_Description of the task_
Print all the data that follows exactly, images excluded.

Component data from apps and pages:

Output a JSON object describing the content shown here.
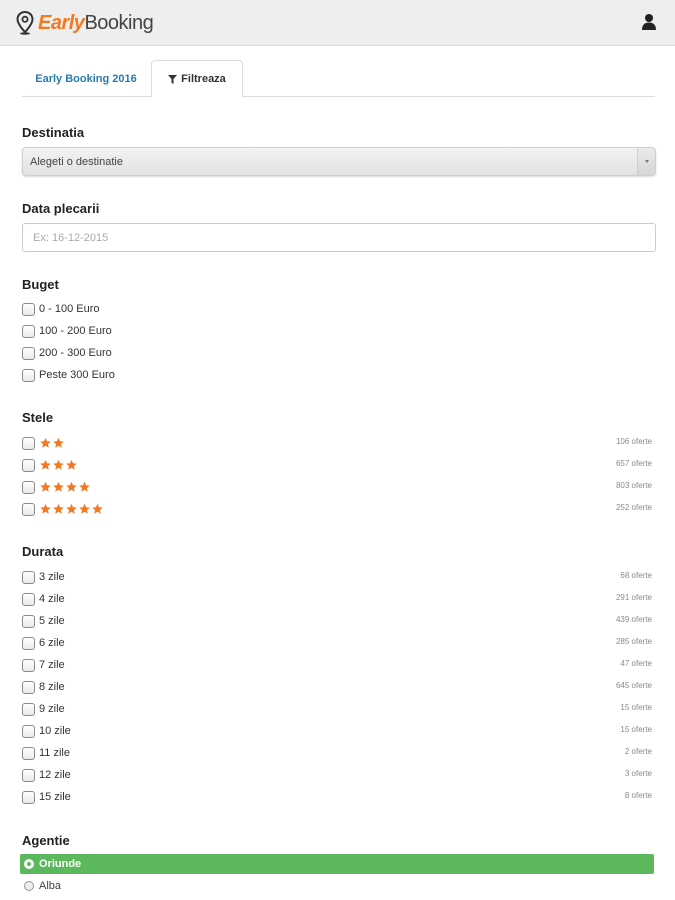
{
  "header": {
    "logo_early": "Early",
    "logo_booking": "Booking",
    "brand_color": "#f47920",
    "user_icon": "user-icon"
  },
  "tabs": [
    {
      "label": "Early Booking 2016",
      "active": false
    },
    {
      "label": "Filtreaza",
      "active": true,
      "icon": "filter-icon"
    }
  ],
  "destinatia": {
    "title": "Destinatia",
    "selected": "Alegeti o destinatie"
  },
  "data_plecarii": {
    "title": "Data plecarii",
    "placeholder": "Ex: 16-12-2015",
    "value": ""
  },
  "buget": {
    "title": "Buget",
    "options": [
      "0 - 100 Euro",
      "100 - 200 Euro",
      "200 - 300 Euro",
      "Peste 300 Euro"
    ]
  },
  "stele": {
    "title": "Stele",
    "star_color": "#f47920",
    "options": [
      {
        "stars": 2,
        "count": "106 oferte"
      },
      {
        "stars": 3,
        "count": "657 oferte"
      },
      {
        "stars": 4,
        "count": "803 oferte"
      },
      {
        "stars": 5,
        "count": "252 oferte"
      }
    ]
  },
  "durata": {
    "title": "Durata",
    "options": [
      {
        "label": "3 zile",
        "count": "68 oferte"
      },
      {
        "label": "4 zile",
        "count": "291 oferte"
      },
      {
        "label": "5 zile",
        "count": "439 oferte"
      },
      {
        "label": "6 zile",
        "count": "285 oferte"
      },
      {
        "label": "7 zile",
        "count": "47 oferte"
      },
      {
        "label": "8 zile",
        "count": "645 oferte"
      },
      {
        "label": "9 zile",
        "count": "15 oferte"
      },
      {
        "label": "10 zile",
        "count": "15 oferte"
      },
      {
        "label": "11 zile",
        "count": "2 oferte"
      },
      {
        "label": "12 zile",
        "count": "3 oferte"
      },
      {
        "label": "15 zile",
        "count": "8 oferte"
      }
    ]
  },
  "agentie": {
    "title": "Agentie",
    "selected_color": "#5cb85c",
    "options": [
      {
        "label": "Oriunde",
        "selected": true
      },
      {
        "label": "Alba",
        "selected": false
      }
    ]
  }
}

_Response to the exercise_
Output a JSON object describing the content shown here.
{
  "header": {
    "logo_early": "Early",
    "logo_booking": "Booking",
    "brand_color": "#f47920",
    "user_icon": "user-icon"
  },
  "tabs": [
    {
      "label": "Early Booking 2016",
      "active": false
    },
    {
      "label": "Filtreaza",
      "active": true,
      "icon": "filter-icon"
    }
  ],
  "destinatia": {
    "title": "Destinatia",
    "selected": "Alegeti o destinatie"
  },
  "data_plecarii": {
    "title": "Data plecarii",
    "placeholder": "Ex: 16-12-2015",
    "value": ""
  },
  "buget": {
    "title": "Buget",
    "options": [
      "0 - 100 Euro",
      "100 - 200 Euro",
      "200 - 300 Euro",
      "Peste 300 Euro"
    ]
  },
  "stele": {
    "title": "Stele",
    "star_color": "#f47920",
    "options": [
      {
        "stars": 2,
        "count": "106 oferte"
      },
      {
        "stars": 3,
        "count": "657 oferte"
      },
      {
        "stars": 4,
        "count": "803 oferte"
      },
      {
        "stars": 5,
        "count": "252 oferte"
      }
    ]
  },
  "durata": {
    "title": "Durata",
    "options": [
      {
        "label": "3 zile",
        "count": "68 oferte"
      },
      {
        "label": "4 zile",
        "count": "291 oferte"
      },
      {
        "label": "5 zile",
        "count": "439 oferte"
      },
      {
        "label": "6 zile",
        "count": "285 oferte"
      },
      {
        "label": "7 zile",
        "count": "47 oferte"
      },
      {
        "label": "8 zile",
        "count": "645 oferte"
      },
      {
        "label": "9 zile",
        "count": "15 oferte"
      },
      {
        "label": "10 zile",
        "count": "15 oferte"
      },
      {
        "label": "11 zile",
        "count": "2 oferte"
      },
      {
        "label": "12 zile",
        "count": "3 oferte"
      },
      {
        "label": "15 zile",
        "count": "8 oferte"
      }
    ]
  },
  "agentie": {
    "title": "Agentie",
    "selected_color": "#5cb85c",
    "options": [
      {
        "label": "Oriunde",
        "selected": true
      },
      {
        "label": "Alba",
        "selected": false
      }
    ]
  }
}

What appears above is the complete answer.